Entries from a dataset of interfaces
------------------------------------------------------------------------

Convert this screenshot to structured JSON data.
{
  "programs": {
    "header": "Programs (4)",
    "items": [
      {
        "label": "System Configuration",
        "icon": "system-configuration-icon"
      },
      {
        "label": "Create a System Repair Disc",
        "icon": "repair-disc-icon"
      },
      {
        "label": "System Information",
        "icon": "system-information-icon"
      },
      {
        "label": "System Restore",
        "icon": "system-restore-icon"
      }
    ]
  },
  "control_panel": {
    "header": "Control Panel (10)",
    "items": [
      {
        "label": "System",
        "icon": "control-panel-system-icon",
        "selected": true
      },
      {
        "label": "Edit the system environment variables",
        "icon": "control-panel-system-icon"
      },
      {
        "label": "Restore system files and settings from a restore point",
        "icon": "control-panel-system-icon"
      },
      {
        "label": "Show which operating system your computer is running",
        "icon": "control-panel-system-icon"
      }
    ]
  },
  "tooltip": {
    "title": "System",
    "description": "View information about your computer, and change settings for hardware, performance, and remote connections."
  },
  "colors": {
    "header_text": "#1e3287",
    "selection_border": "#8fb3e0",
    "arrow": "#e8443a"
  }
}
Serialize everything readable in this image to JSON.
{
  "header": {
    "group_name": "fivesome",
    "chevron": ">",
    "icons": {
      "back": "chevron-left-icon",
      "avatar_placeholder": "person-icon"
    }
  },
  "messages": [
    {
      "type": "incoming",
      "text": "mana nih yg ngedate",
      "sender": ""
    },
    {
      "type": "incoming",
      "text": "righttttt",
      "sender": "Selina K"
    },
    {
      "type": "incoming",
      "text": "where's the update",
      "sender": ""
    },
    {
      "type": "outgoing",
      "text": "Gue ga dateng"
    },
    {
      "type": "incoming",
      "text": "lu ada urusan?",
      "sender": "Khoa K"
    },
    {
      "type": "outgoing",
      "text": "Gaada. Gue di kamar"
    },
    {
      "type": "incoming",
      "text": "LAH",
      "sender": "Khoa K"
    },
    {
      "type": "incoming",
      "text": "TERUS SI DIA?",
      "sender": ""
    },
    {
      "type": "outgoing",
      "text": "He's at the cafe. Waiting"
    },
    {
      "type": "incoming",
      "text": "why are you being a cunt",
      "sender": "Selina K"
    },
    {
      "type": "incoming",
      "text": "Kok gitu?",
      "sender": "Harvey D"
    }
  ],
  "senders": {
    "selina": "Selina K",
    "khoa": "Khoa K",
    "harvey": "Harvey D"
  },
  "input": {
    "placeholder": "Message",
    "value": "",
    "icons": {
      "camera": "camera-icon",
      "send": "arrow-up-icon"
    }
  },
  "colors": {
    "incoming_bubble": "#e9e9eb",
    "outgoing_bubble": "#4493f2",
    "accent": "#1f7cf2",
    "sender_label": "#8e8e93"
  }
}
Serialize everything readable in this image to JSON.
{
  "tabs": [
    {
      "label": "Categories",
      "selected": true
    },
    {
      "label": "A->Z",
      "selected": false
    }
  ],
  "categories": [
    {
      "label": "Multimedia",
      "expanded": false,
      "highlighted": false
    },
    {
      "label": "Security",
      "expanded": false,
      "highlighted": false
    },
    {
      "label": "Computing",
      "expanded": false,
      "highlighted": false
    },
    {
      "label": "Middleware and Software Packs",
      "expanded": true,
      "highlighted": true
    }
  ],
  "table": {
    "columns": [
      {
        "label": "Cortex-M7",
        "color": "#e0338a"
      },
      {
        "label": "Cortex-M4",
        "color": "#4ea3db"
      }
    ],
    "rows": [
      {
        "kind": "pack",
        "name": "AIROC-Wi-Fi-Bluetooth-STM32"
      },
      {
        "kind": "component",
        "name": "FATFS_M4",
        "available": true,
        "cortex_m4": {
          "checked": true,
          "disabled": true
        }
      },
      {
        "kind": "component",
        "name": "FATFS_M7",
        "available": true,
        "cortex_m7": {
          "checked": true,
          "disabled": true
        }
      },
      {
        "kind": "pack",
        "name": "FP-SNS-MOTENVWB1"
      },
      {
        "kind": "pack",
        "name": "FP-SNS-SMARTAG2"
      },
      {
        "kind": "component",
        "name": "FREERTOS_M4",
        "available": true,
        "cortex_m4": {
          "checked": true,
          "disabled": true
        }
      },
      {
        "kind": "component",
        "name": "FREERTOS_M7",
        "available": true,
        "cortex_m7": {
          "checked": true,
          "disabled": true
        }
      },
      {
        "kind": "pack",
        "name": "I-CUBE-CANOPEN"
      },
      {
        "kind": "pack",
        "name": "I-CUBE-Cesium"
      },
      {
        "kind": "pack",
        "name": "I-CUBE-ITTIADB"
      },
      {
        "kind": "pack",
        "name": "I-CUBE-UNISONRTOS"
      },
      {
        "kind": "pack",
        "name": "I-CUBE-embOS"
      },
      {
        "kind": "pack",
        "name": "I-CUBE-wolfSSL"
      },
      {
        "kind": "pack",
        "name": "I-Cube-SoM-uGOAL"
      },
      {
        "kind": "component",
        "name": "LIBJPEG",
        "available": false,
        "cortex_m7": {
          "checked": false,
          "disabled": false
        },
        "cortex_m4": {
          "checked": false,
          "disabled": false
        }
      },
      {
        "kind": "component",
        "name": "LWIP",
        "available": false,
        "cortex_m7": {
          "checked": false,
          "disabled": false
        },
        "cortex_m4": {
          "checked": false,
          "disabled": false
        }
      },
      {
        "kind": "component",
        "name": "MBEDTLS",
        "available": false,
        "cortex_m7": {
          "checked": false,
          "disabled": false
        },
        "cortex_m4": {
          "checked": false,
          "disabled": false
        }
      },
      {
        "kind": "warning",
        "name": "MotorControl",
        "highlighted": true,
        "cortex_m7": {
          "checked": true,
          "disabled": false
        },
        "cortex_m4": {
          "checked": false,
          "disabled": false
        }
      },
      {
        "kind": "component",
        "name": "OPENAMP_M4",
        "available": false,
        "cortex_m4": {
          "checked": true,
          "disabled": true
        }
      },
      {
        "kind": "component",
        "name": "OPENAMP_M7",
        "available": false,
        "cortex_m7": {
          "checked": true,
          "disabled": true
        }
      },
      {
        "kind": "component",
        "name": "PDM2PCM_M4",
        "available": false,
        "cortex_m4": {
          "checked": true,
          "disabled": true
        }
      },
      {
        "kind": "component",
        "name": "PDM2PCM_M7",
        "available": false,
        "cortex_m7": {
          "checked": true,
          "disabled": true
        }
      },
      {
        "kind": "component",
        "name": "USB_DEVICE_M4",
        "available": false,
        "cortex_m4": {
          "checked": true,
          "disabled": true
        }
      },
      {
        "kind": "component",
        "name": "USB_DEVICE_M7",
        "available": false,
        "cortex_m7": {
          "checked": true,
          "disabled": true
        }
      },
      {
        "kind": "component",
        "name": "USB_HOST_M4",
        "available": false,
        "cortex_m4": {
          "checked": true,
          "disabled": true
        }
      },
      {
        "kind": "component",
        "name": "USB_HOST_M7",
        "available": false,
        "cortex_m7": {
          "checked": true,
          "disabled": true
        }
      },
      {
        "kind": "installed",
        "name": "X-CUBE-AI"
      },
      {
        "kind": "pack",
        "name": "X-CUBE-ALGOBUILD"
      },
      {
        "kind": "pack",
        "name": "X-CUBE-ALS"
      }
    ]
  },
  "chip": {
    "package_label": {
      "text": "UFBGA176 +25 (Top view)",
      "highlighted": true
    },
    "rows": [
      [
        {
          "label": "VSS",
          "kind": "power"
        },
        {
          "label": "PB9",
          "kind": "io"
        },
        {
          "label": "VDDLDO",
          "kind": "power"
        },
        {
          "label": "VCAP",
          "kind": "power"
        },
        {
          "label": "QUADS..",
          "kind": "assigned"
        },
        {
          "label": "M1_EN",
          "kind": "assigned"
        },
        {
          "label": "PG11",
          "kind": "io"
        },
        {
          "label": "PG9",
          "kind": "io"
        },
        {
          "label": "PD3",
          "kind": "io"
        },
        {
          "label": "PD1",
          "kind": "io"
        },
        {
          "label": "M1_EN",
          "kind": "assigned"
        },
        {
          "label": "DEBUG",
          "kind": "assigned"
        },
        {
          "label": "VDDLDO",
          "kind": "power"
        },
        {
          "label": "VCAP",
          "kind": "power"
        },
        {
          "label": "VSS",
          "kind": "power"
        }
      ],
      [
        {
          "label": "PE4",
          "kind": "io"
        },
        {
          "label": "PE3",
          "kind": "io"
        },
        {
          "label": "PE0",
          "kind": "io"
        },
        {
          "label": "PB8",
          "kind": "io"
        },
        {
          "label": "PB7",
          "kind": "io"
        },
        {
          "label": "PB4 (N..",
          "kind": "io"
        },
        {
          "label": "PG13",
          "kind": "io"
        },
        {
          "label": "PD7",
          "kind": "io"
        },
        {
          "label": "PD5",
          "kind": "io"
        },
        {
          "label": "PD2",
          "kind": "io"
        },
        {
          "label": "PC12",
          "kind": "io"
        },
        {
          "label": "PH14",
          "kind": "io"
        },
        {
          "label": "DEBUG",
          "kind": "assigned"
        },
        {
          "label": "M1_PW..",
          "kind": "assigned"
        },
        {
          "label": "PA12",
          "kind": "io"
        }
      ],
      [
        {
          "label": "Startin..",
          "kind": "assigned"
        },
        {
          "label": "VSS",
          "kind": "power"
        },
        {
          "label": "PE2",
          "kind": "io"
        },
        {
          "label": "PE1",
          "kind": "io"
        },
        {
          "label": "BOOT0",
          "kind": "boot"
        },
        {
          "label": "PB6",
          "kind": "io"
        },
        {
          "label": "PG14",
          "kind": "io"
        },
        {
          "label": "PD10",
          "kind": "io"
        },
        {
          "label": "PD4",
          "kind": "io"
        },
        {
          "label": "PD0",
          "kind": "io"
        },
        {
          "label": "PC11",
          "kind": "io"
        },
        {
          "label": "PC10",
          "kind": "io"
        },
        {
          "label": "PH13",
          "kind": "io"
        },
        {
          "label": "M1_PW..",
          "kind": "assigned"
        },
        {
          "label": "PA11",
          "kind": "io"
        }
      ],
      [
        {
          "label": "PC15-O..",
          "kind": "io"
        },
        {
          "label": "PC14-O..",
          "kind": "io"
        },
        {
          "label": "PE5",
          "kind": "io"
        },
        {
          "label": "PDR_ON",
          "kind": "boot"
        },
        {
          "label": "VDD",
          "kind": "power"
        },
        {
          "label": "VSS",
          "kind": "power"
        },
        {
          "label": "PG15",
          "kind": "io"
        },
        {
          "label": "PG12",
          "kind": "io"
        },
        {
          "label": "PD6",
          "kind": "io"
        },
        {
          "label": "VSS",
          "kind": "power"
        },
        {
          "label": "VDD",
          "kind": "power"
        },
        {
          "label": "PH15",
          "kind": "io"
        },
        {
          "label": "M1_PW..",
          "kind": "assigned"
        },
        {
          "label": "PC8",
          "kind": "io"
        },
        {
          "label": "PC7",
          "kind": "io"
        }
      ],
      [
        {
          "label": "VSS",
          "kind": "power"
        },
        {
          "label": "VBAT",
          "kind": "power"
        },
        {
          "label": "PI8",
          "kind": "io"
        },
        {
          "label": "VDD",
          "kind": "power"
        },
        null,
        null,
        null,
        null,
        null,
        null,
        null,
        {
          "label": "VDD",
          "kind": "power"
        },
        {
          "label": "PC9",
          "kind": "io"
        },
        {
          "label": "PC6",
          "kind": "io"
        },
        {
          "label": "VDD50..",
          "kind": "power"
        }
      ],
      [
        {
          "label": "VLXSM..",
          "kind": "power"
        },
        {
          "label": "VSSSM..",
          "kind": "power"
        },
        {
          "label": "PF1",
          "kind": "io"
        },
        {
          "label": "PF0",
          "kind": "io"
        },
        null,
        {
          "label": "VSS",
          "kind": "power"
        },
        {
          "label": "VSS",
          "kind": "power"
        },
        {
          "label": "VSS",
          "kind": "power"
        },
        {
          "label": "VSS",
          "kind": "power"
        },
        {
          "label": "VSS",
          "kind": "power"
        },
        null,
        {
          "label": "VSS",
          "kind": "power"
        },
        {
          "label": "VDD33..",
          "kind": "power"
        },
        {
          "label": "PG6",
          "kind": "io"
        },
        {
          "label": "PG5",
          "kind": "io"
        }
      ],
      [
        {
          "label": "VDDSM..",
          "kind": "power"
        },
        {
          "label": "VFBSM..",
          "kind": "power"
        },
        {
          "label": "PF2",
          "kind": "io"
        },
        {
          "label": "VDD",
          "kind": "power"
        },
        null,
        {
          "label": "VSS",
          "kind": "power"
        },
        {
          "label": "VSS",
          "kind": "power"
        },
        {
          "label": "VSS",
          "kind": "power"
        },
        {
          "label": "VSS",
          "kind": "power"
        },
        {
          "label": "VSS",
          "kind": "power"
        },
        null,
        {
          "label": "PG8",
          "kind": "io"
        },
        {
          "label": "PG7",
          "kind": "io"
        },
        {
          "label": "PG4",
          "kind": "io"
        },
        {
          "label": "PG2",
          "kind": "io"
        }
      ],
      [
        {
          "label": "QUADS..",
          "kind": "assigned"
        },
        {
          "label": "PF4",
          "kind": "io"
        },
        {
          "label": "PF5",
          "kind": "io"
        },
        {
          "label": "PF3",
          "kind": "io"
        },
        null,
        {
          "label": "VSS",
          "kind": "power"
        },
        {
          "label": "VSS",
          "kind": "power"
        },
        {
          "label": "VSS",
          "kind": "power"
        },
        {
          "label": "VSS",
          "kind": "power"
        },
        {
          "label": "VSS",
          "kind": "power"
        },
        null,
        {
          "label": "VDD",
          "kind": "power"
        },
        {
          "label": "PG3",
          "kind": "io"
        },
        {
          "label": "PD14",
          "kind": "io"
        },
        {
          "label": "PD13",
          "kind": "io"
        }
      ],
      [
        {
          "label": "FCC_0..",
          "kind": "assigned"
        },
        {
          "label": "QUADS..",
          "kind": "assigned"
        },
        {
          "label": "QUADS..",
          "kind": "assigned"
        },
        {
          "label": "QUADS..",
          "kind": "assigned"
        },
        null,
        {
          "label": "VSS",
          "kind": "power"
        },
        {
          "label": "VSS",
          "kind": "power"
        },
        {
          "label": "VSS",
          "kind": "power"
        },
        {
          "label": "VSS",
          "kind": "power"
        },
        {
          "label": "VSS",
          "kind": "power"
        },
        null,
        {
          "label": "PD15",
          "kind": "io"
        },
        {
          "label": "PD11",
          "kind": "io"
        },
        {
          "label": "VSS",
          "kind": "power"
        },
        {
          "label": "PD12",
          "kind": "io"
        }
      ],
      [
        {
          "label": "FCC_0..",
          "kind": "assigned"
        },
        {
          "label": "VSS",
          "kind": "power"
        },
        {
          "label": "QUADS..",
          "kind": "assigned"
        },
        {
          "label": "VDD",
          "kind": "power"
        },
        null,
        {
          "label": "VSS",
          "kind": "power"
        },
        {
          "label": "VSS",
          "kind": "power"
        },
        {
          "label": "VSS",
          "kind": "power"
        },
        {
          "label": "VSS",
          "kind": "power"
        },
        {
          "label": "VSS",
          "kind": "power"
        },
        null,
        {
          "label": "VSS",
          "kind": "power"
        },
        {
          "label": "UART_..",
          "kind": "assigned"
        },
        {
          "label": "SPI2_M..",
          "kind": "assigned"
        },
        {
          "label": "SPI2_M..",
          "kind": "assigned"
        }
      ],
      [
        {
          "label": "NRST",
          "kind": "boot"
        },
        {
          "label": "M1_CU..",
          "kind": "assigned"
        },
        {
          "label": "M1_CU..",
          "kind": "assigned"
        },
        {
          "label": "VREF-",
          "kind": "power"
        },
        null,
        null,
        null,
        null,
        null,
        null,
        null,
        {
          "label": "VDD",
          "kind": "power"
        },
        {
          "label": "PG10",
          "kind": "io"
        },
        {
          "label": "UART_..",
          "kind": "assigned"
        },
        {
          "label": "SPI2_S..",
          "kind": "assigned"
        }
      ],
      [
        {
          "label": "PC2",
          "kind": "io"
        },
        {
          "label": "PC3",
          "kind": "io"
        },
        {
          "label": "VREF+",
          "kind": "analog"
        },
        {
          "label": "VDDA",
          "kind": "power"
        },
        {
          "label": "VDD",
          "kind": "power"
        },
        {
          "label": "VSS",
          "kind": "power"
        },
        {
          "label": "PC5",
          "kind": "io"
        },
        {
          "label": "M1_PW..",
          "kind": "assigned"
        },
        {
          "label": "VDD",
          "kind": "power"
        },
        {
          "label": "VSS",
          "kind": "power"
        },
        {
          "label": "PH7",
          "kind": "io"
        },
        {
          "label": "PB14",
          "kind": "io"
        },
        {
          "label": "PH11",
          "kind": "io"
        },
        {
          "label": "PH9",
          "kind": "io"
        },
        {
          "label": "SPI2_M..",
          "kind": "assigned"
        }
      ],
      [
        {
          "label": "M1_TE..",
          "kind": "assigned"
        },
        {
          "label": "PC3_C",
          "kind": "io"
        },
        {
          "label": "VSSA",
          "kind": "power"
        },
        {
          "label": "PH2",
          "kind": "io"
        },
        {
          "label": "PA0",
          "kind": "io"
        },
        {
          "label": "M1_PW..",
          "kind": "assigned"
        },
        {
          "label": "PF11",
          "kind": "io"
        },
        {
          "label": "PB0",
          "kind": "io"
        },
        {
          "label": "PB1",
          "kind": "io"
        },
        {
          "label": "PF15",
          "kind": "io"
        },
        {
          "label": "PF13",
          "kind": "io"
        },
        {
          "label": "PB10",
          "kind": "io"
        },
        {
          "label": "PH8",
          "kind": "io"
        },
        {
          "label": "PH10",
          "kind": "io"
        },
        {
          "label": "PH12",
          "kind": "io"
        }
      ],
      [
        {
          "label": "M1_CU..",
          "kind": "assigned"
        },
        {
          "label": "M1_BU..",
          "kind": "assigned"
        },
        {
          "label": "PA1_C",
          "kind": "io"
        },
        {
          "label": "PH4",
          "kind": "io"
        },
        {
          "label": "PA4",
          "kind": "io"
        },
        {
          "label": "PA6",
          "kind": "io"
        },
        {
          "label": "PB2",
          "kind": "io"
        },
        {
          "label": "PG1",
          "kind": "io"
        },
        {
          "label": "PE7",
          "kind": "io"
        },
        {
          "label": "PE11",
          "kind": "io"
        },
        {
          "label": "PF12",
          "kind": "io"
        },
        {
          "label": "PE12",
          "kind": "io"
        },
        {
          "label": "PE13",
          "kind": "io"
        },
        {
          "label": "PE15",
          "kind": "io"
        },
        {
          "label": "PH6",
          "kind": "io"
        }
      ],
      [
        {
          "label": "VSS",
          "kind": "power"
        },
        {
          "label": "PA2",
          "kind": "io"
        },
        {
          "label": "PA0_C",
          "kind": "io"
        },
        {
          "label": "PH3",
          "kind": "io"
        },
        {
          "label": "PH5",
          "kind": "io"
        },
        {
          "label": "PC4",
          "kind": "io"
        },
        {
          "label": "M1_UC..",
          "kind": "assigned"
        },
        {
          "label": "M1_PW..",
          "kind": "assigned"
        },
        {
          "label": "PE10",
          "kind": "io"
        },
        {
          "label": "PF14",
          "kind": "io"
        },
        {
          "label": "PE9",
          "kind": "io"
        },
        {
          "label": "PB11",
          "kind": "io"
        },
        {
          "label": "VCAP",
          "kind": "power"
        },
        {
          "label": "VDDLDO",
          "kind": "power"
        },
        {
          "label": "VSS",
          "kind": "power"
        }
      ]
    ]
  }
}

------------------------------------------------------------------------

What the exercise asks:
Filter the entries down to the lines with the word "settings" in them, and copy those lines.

Written solution:
        "label": "Restore system files and settings from a restore point",
    "description": "View information about your computer, and change settings for hardware, performance, and remote connections."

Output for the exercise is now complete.